Koi fish are a special variant of domesticated carp well known for their unique scales and splendid colors. Some of the most common colors are yellow, blue, black, red and white.
Because of their large size, beautiful colors and elegant swimming motions; koi fish have become a popular option for people looking for a more unique type of pet. They are often found in indoor fountains of expensive homes or upscale office buildings.
Their appearance has made them a popular subject amongst painters and tattoo artists, making their unique appearance even better known across the world.
Types of Koi Fish
There are many different types of koi fish, each with their own unique colors and patterns. This gives potential owners many options to choose from. There are about twenty well-known and named varieties of koi fish, but new varieties are constantly being introduced. Some of the most popular koi fish include;
- Asagi: Red scales on their underbelly and blue scales on top
- Bekko: White, red or yellow scales with unique black pattern markings
- Butterful Koi: Comes in many different colors, it’s named after a butterfly because it has long flowing fins that resemble wings. This koi can only be achieved through unique cross breeding and so some consider it not to be a true variety, although this is a subject of debate amongst koi owners.
- Chagoi: A very friendly breed of carp believed to be a sign of good luck. It comes in shades similar to tea, such as light greens and browns.
- Doitsu-goi: This type of koi was made by a wide variety of cross-breeding and comes in many different colors and patterns; the rarest and most unique being the “armored” type. The armored koi gets its name from its large scales that resemble metal plated armor.
- Ghost Koi: Dark in color with bright metallic scales in gold or white. There is some debate whether it is a true koi variety.
- Goshiki: This koi often has a dark color forming the base of its scales, ranging from black to blue. It also has a red pattern that accompanies the dark scales.
- Hikari-moyomono: Metallic scales form the base color of this koi often with an accompaniment of a secondary color.
- Kawarimono: A general term for all koi, new varieties of koi that do not fit into the other categories are often stuck here.
- Kikokuryu: A sparkling koi named after a glittering dragon.
- Kin-Kikokuryu: Similar to the normal Kikokuryu but of a more metallic variety, named after a gold dragon.
- Kinginrin: A glittering version of koi with characteristics that can be cross bred into most main varieties of koi.
- Kohaku: One of the classic and well known varieties of koi. It has a white base with red patterns.
- Koromo: A cross between Kohaku and Asagi originating in the 1950s.
- Kumonryu: This koi has black scales with white markings. It is named after nine painted dragons. They are known to change colors with the change of the seasons.
- Ochiba: Blue base with patterns of bronze and copper. It is famous for looking like falling autumn leaves on a blue pond.
- Ogon: Metallic scales and has only one color with no accompaniment.
- Showa Sanshoku: A black koi that has white and red markings.
- Shusui: This koi has no scales except for dorsal scales, going from the top of its head to its tail. It comes in colors reminiscent of autumn.
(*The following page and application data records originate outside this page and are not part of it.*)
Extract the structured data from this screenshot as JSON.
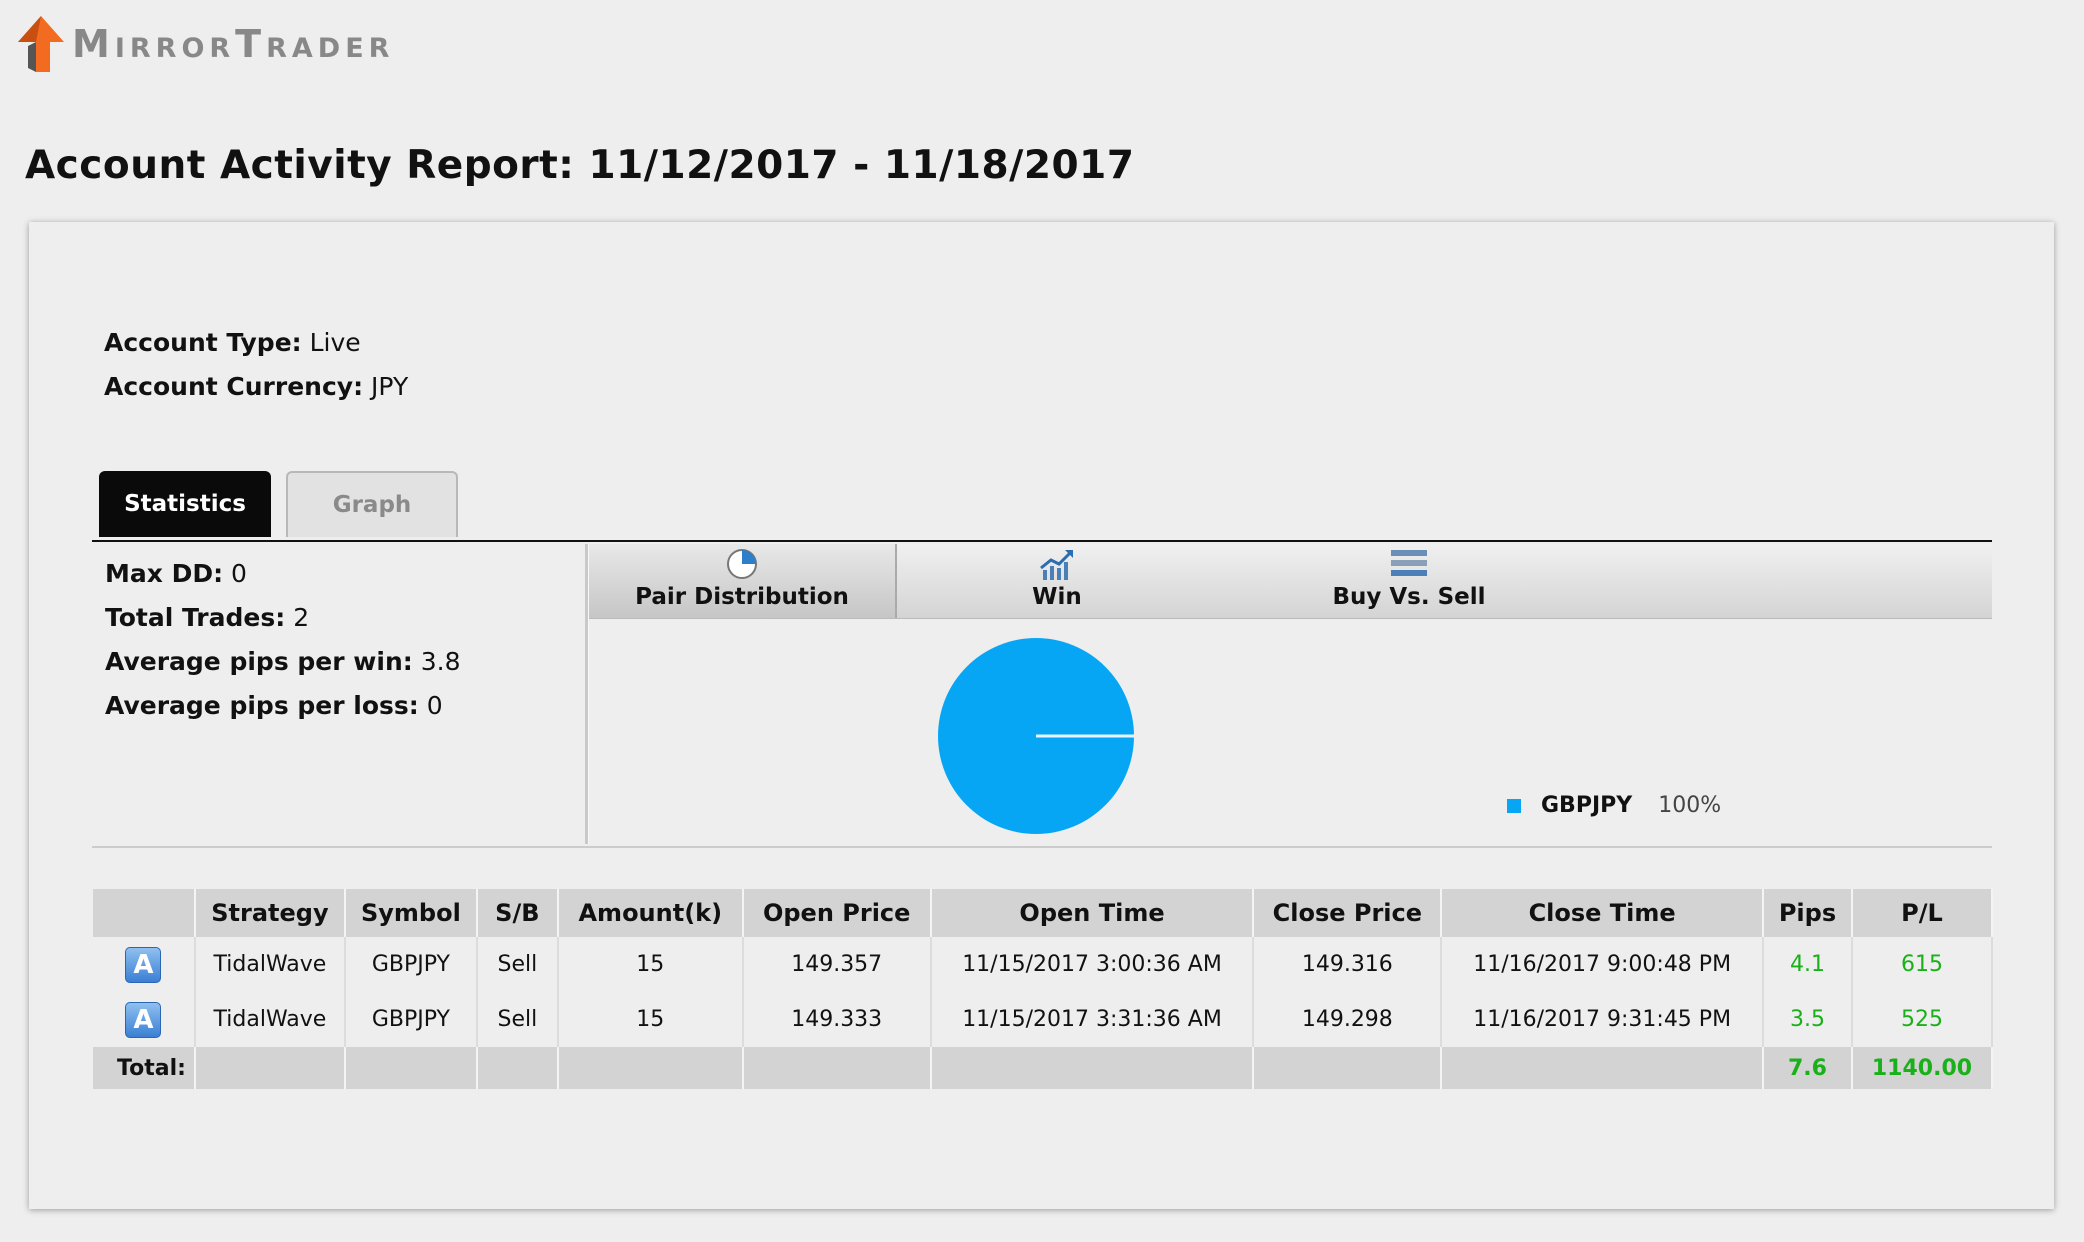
{
  "brand": {
    "name": "MirrorTrader",
    "accent": "#f26b21"
  },
  "report": {
    "title": "Account Activity Report: 11/12/2017 - 11/18/2017"
  },
  "account": {
    "type_label": "Account Type:",
    "type_value": "Live",
    "currency_label": "Account Currency:",
    "currency_value": "JPY"
  },
  "tabs": {
    "statistics": "Statistics",
    "graph": "Graph"
  },
  "stats": [
    {
      "label": "Max DD:",
      "value": "0"
    },
    {
      "label": "Total Trades:",
      "value": "2"
    },
    {
      "label": "Average pips per win:",
      "value": "3.8"
    },
    {
      "label": "Average pips per loss:",
      "value": "0"
    }
  ],
  "subtabs": {
    "pair_distribution": "Pair Distribution",
    "win": "Win",
    "buy_vs_sell": "Buy Vs. Sell"
  },
  "chart_data": {
    "type": "pie",
    "series": [
      {
        "name": "GBPJPY",
        "value": 100,
        "label": "100%",
        "color": "#07a6f5"
      }
    ]
  },
  "table": {
    "headers": [
      "",
      "Strategy",
      "Symbol",
      "S/B",
      "Amount(k)",
      "Open Price",
      "Open Time",
      "Close Price",
      "Close Time",
      "Pips",
      "P/L"
    ],
    "rows": [
      {
        "badge": "A",
        "strategy": "TidalWave",
        "symbol": "GBPJPY",
        "side": "Sell",
        "amount": "15",
        "open_price": "149.357",
        "open_time": "11/15/2017 3:00:36 AM",
        "close_price": "149.316",
        "close_time": "11/16/2017 9:00:48 PM",
        "pips": "4.1",
        "pl": "615"
      },
      {
        "badge": "A",
        "strategy": "TidalWave",
        "symbol": "GBPJPY",
        "side": "Sell",
        "amount": "15",
        "open_price": "149.333",
        "open_time": "11/15/2017 3:31:36 AM",
        "close_price": "149.298",
        "close_time": "11/16/2017 9:31:45 PM",
        "pips": "3.5",
        "pl": "525"
      }
    ],
    "total": {
      "label": "Total:",
      "pips": "7.6",
      "pl": "1140.00"
    }
  }
}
- Tancho: Known for having a single red spot on their forehead.
- Taisho Sanshoku: Almost identical to the Kohaku except that it has additional black markings.
- Utsurimono: Known for having zebra pattern stripes, it comes in varieties of yellow, red and white.
In The Wild
Koi fish do not have any true wild counterparts the way some domestic animals do. There are relatives of the koi fish such as carp which are still considered wild breeds, but none that could be considered koi themselves.
While there are no koi fish that live in the wild naturally, some koi have entered a wild environment by being set free. When domestic animals are released into the wild in large numbers, it can often be a hazard for the environment; and koi are no exception.
When introduced into a new environment with no natural predators, the new species often runs rampant and can become a pest.
Without selective breeding, koi fish rarely keep the unique colors that they gained while bred in captivity. Within several generations of being set free, koi fish start to revert back to common carp and will lose their colors. Even after becoming common carp, they can still be bothersome in environments where they do not belong.
Koi owners who feel a need to get rid of their fish for some reason or another are encouraged to find a means of giving them to another koi enthusiast. There are koi forums online where fish can be shared or sold.
How Expensive Are Koi?
The price of a koi fish is a very common question but a difficult one to answer, since they come in such a wide variety of types and patterns. Some types of koi are extremely rare; these highly prized koi can cost thousands or even tens of thousands of dollars.
But not all koi fish are this expensive nor is it a pet exclusively for the rich. Common types with more simplistic patterns tend to sell for around a hundred dollars.
This may seem expensive for a fish, but it should be noted that while many domestic fish do not live long a healthy koi fish can live 15 to 30 years when properly cared for.
Koi fish are legal to own in 49 states in the United States. Maine is the only state in which koi fish are not legal to own as pets or as pondfish.
They are legal to own in most places around the world and are kept as pets on 6 out of 7 continents.